Data supplied Block Start

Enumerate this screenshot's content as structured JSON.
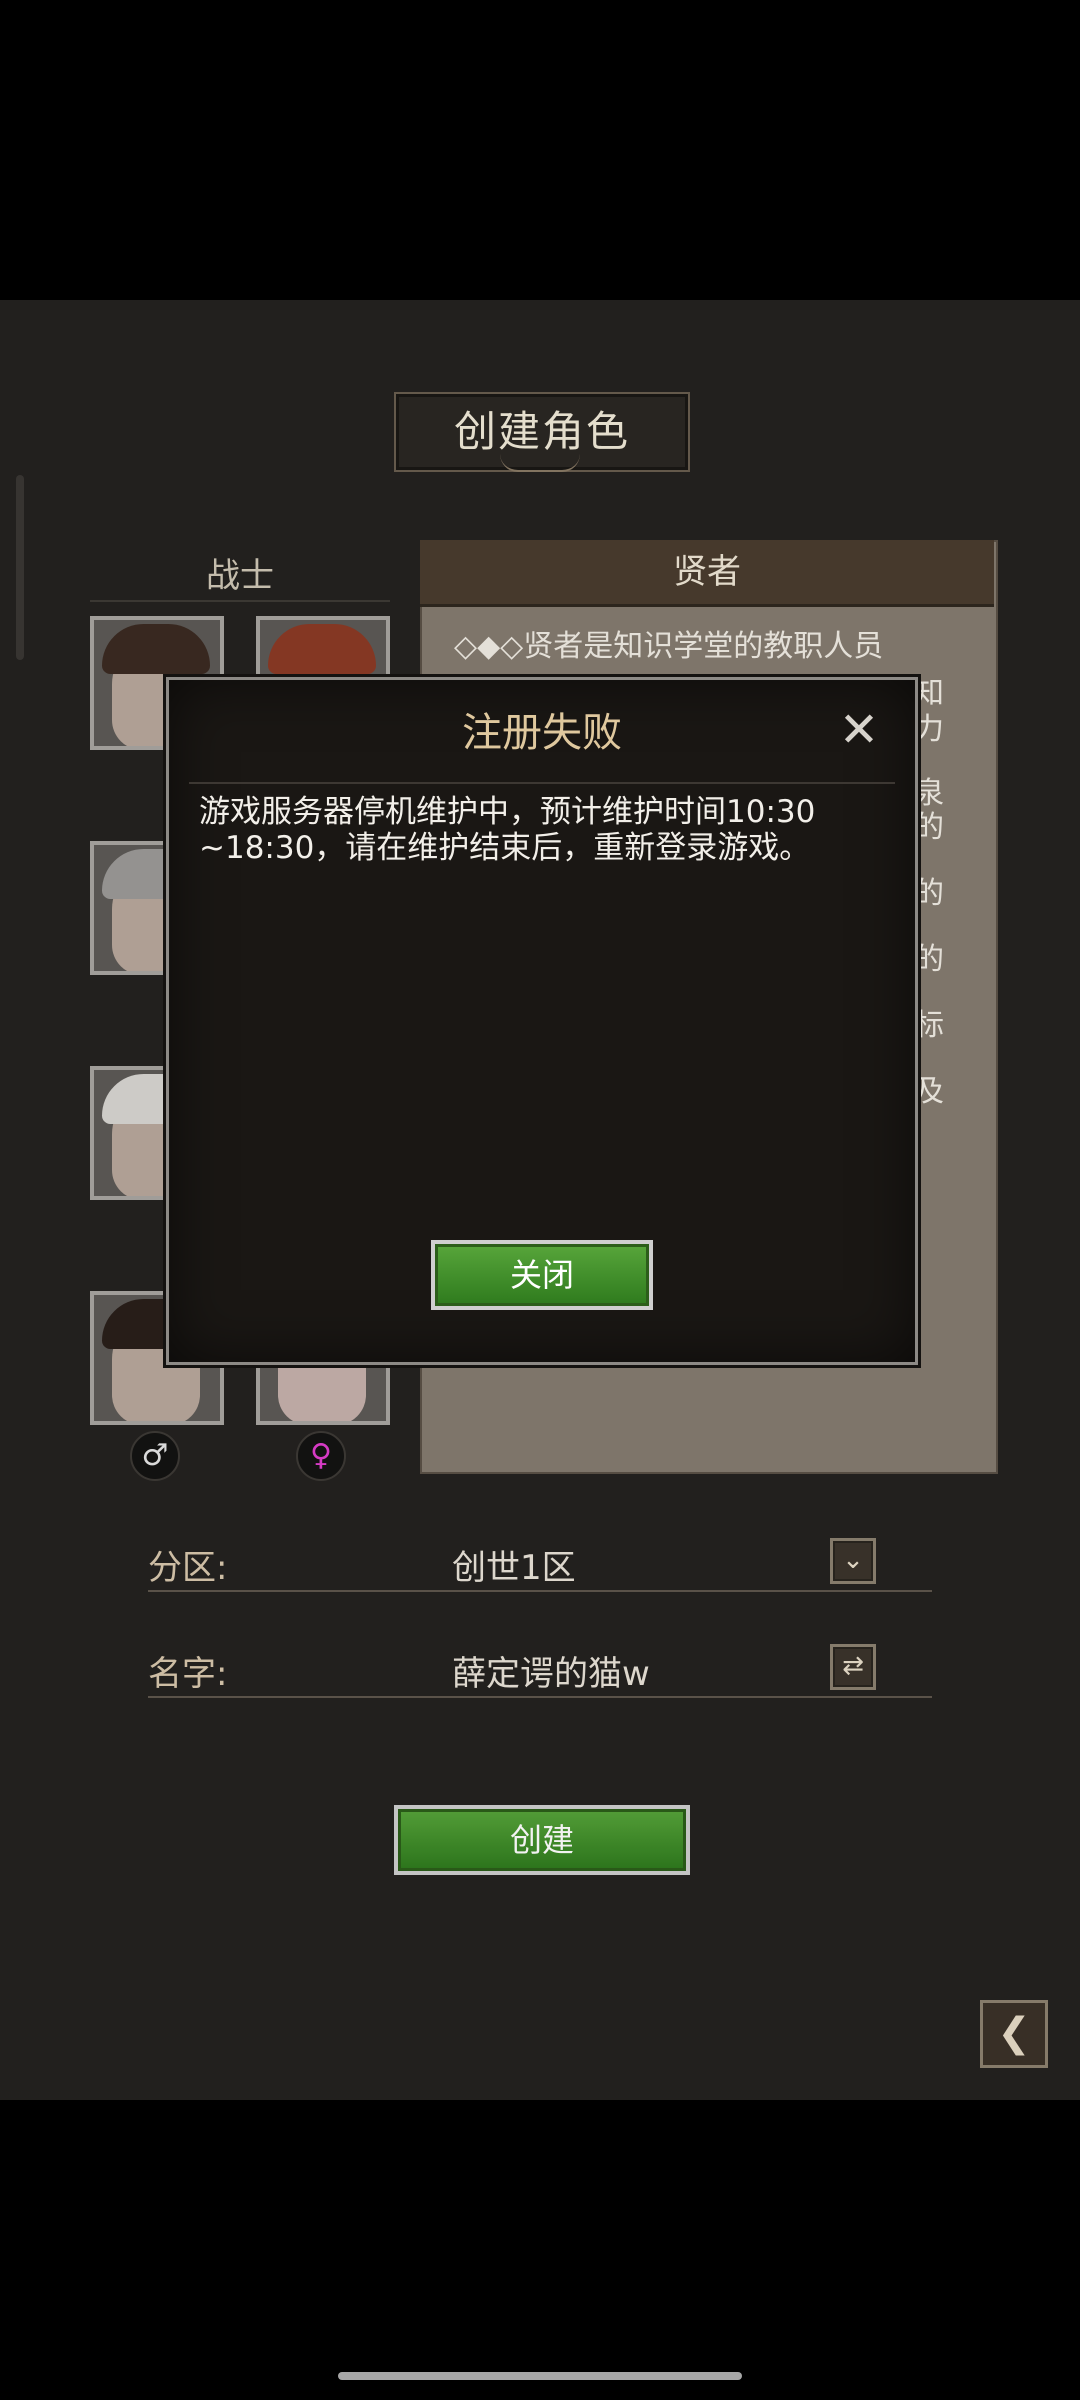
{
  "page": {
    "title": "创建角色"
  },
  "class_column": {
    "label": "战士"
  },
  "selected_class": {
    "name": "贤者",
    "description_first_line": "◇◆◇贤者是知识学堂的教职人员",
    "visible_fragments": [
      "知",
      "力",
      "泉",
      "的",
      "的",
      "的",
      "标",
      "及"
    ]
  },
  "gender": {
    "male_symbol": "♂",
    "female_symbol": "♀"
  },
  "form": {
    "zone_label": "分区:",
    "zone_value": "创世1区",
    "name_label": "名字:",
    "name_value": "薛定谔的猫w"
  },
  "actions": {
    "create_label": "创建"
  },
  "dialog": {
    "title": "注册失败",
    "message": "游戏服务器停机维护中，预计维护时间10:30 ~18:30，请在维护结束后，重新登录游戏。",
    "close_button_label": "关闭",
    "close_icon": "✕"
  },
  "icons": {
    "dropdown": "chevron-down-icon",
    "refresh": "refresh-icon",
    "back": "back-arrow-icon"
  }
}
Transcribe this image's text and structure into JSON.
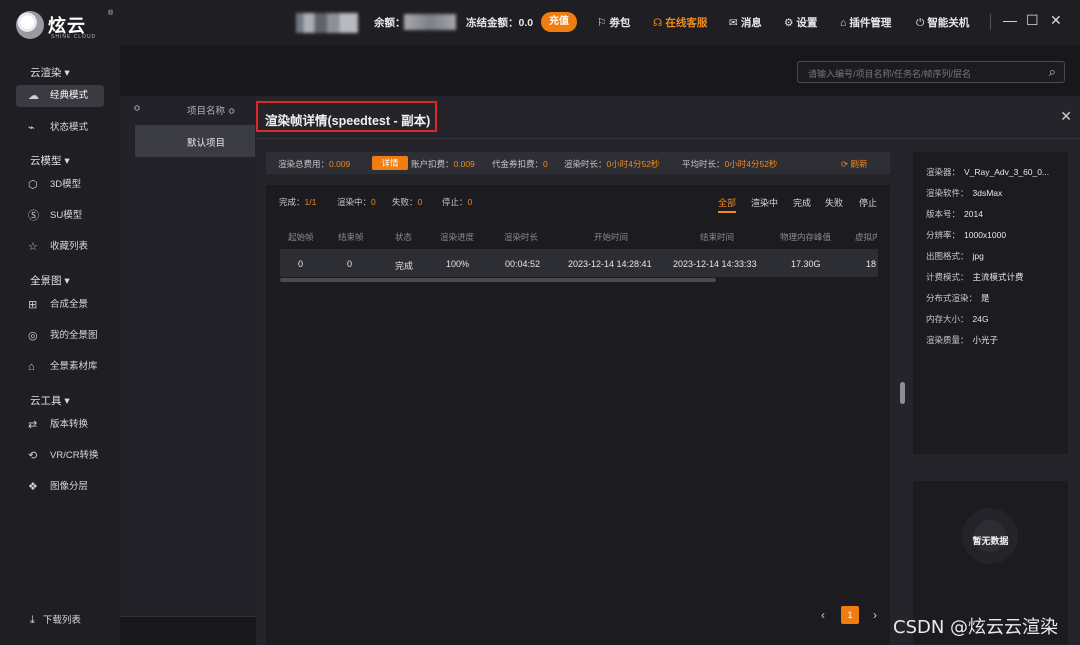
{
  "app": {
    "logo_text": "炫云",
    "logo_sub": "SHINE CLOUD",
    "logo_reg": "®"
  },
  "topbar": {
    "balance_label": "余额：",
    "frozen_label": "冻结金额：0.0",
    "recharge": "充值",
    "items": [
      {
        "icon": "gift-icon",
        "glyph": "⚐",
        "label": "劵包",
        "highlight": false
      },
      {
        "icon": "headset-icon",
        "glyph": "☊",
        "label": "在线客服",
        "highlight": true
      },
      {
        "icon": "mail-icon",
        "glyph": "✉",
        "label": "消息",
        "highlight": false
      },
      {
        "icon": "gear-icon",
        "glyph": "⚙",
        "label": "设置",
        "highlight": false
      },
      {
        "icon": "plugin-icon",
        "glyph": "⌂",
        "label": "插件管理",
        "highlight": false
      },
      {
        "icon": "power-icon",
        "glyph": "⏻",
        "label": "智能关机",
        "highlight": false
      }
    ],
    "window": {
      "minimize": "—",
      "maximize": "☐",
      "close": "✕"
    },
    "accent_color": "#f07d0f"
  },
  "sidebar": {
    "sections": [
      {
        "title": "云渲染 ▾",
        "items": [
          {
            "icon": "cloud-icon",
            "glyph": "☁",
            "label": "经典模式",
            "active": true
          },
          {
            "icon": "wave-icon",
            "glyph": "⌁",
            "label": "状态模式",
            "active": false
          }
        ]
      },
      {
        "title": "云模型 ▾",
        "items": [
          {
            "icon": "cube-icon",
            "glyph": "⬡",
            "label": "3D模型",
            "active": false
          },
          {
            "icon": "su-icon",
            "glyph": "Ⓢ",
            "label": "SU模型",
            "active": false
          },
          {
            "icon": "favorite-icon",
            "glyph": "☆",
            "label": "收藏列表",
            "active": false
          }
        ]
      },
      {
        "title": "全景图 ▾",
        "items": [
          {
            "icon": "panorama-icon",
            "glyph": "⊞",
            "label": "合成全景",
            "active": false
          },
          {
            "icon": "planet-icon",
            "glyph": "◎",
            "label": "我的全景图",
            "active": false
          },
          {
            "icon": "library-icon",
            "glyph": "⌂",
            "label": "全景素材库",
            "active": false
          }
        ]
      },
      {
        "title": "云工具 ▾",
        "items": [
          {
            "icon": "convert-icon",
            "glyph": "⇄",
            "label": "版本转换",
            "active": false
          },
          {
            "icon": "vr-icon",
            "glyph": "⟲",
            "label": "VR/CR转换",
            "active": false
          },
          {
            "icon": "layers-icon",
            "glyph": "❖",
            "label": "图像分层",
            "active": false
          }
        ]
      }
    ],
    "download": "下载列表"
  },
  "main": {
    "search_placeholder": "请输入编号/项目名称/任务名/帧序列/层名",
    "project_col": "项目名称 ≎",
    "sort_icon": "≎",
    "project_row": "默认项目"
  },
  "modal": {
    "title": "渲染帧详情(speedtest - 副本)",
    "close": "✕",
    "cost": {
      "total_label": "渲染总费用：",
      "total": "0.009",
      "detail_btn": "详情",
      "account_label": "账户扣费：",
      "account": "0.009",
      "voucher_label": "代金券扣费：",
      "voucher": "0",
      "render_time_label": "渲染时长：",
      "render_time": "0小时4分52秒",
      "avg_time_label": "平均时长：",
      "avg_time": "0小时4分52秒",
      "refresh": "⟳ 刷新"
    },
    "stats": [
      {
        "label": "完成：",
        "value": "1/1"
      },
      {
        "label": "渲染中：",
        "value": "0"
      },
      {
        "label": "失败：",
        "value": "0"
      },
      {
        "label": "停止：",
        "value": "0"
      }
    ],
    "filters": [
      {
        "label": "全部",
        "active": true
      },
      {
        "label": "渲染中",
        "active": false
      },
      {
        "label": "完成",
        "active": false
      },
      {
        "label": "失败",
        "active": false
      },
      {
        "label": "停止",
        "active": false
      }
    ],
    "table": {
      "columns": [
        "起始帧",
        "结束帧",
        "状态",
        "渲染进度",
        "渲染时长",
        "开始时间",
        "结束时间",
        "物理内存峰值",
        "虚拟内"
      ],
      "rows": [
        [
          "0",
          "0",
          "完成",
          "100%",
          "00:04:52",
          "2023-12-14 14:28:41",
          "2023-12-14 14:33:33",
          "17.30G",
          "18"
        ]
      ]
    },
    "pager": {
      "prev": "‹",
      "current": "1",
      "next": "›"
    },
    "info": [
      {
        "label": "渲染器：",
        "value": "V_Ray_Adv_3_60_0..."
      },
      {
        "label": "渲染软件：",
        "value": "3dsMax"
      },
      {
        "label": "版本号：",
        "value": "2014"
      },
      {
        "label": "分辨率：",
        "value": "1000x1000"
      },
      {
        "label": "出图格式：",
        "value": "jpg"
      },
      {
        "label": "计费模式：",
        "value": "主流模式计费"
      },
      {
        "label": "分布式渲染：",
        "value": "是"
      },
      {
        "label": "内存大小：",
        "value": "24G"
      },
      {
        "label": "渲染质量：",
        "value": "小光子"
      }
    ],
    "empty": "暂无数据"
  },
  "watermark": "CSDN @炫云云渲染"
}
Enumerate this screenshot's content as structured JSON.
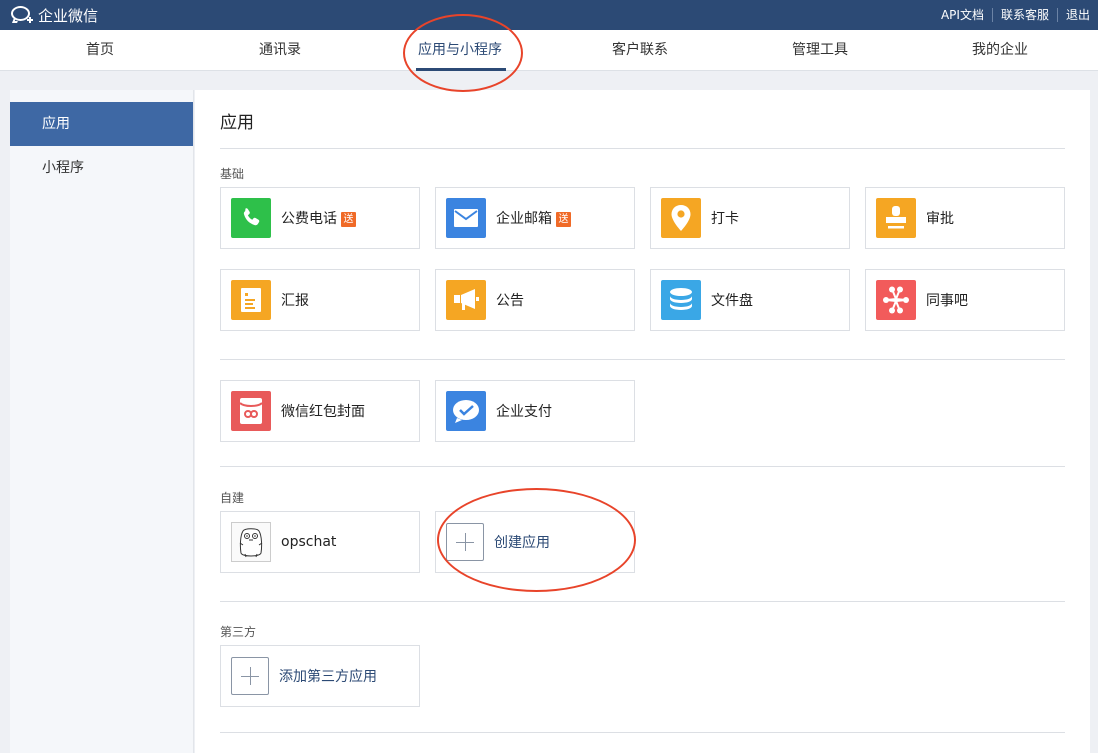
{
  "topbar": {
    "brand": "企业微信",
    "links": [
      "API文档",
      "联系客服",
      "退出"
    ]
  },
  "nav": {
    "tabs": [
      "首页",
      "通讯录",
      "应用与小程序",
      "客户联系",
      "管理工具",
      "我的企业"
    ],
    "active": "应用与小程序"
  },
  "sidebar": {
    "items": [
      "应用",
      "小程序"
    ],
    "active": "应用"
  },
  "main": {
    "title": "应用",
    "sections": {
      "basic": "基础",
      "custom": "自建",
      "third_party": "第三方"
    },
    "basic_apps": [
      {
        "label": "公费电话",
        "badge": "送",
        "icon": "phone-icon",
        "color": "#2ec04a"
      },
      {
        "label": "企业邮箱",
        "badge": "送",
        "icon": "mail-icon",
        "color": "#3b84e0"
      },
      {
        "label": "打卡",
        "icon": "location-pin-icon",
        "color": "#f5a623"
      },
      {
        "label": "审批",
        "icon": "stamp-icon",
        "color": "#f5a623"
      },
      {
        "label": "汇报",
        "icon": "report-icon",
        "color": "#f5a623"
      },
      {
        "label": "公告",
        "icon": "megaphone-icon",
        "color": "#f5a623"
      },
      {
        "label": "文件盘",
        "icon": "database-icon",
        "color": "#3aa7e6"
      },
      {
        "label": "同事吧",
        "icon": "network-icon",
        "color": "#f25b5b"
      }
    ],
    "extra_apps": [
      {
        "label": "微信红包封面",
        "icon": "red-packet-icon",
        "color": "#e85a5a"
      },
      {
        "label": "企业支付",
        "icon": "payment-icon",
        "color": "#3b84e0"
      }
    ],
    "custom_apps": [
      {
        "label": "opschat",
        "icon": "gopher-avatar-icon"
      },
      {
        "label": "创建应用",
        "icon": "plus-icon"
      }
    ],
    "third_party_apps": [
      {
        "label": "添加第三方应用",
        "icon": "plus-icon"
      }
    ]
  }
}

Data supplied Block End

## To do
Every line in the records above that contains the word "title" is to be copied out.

## Solution below
    "title": "创建角色"
    "title": "注册失败",
        "title": "云渲染 ▾",
        "title": "云模型 ▾",
        "title": "全景图 ▾",
        "title": "云工具 ▾",
    "title": "渲染帧详情(speedtest - 副本)",
    "title": "应用",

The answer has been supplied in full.